If I were dead

 'IF I were dead, you'd sometimes say, Poor Child!' 
The dear lips quiver'd as they spake, 
And the tears brake 
From eyes which, not to grieve me, brightly smiled.
Poor Child, poor Child! I seem to hear your laugh, your talk, your song.
It is not true that Love will do no wrong.
Poor Child! And did you think, when you so cried and smiled, How I, in lonely nights, should lie awake, And of those words your full avengers make? Poor Child, poor Child! And now, unless it be That sweet amends thrice told are come to thee, O God, have Thou no mercy upon me! Poor Child!


by Coventry Patmore | |

The Revelation

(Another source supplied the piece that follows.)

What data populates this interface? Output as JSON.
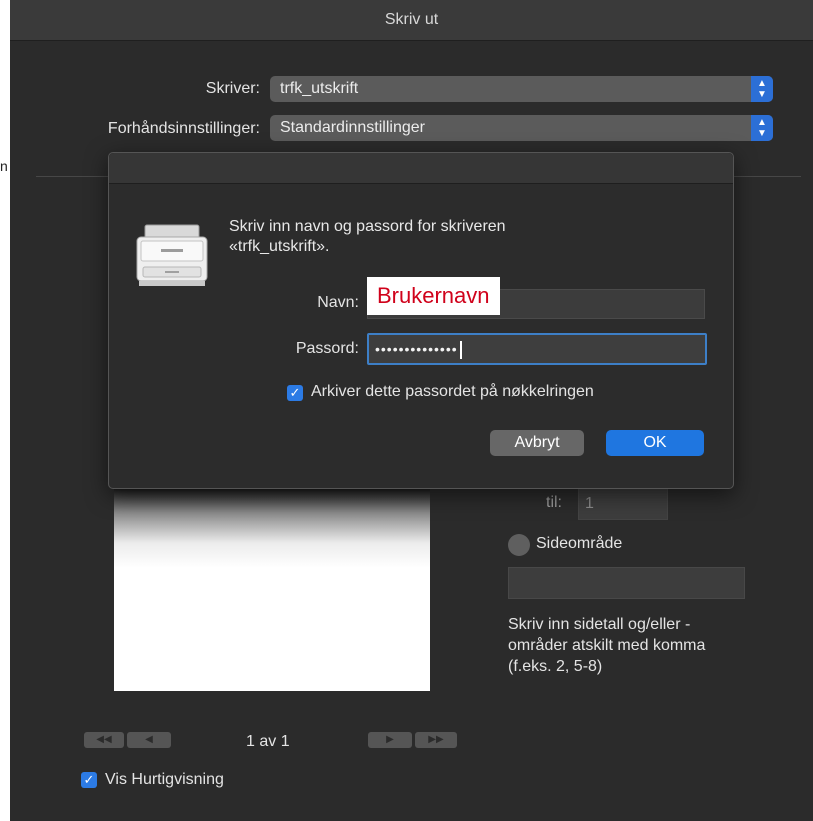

 An idle poet, here and there,
Looks around him; but, for all the rest,
The world, unfathomably fair,
Is duller than a witling's jest.
Love wakes men, once a lifetime each; They lift their heavy lids, and look; And, lo, what one sweet page can teach, They read with joy, then shut the book.
And some give thanks, and some blaspheme And most forget; but, either way, That and the Child's unheeded dream Is all the light of all their day.


by Coventry Patmore | |

The Spirits Depths

 Not in the crisis of events
Of compass'd hopes, or fears fulfill'd,
Or acts of gravest consequence,
Are life's delight and depth reveal'd.
The day of days was not the day; That went before, or was postponed; The night Death took our lamp away Was not the night on which we groan'd.
I drew my bride, beneath the moon, Across my threshold; happy hour! But, ah, the walk that afternoon We saw the water-flags in flower!


by Coventry Patmore | |

Unthrift

 Ah, wasteful woman, she who may 
On her sweet self set her own price, 
Knowing men cannot choose but pay, 
How she has cheapen'd paradise; 
How given for nought her priceless gift, 
How spoil'd the bread and spill'd the wine, 
Which, spent with due, respective thrift, 
Had made brutes men, and men divine.


by Coventry Patmore | |

Loves Reality

 I walk, I trust, with open eyes; 
I've travelled half my worldly course; 
And in the way behind me lies 
Much vanity and some remorse; 
I've lived to feel how pride may part 
Spirits, tho' matched like hand and glove; 
I've blushed for love's abode, the heart; 
But have not disbelieved in love; 
Nor unto love, sole mortal thing 
Or worth immortal, done the wrong 
To count it, with the rest that sing, 
Unworthy of a serious song; 
And love is my reward: for now, 
When most of dead'ning time complain, 
The myrtle blooms upon my brow, 
Its odour quickens all my brain.


by Coventry Patmore | |

Magna Est Veritas

 Here, in this little Bay, 
Full of tumultuous life and great repose, 
Where, twice a day, 
The purposeless, gay ocean comes and goes, 
Under high cliffs, and far from the huge town, 
I sit me down.
For want of me the world's course will not fail: When all its work is done, the lie shall rot; The truth is great, and shall prevail, When none cares whether it prevail or not.


by Coventry Patmore | |

The Foreign Land

 A woman is a foreign land,
Of which, though there he settle young,
A man will ne'er quite understand
The customs, politics, and tongue.
The foolish hie them post-haste through, See fashions odd, and prospects fair, Learn of the language, "How d'ye do," And go and brag they have been there.
The most for leave to trade apply, For once, at Empire's seat, her heart, Then get what knowledge ear and eye Glean chancewise in the life-long mart.
And certain others, few and fit, Attach them to the Court, and see The Country's best, its accent hit, And partly sound its polity.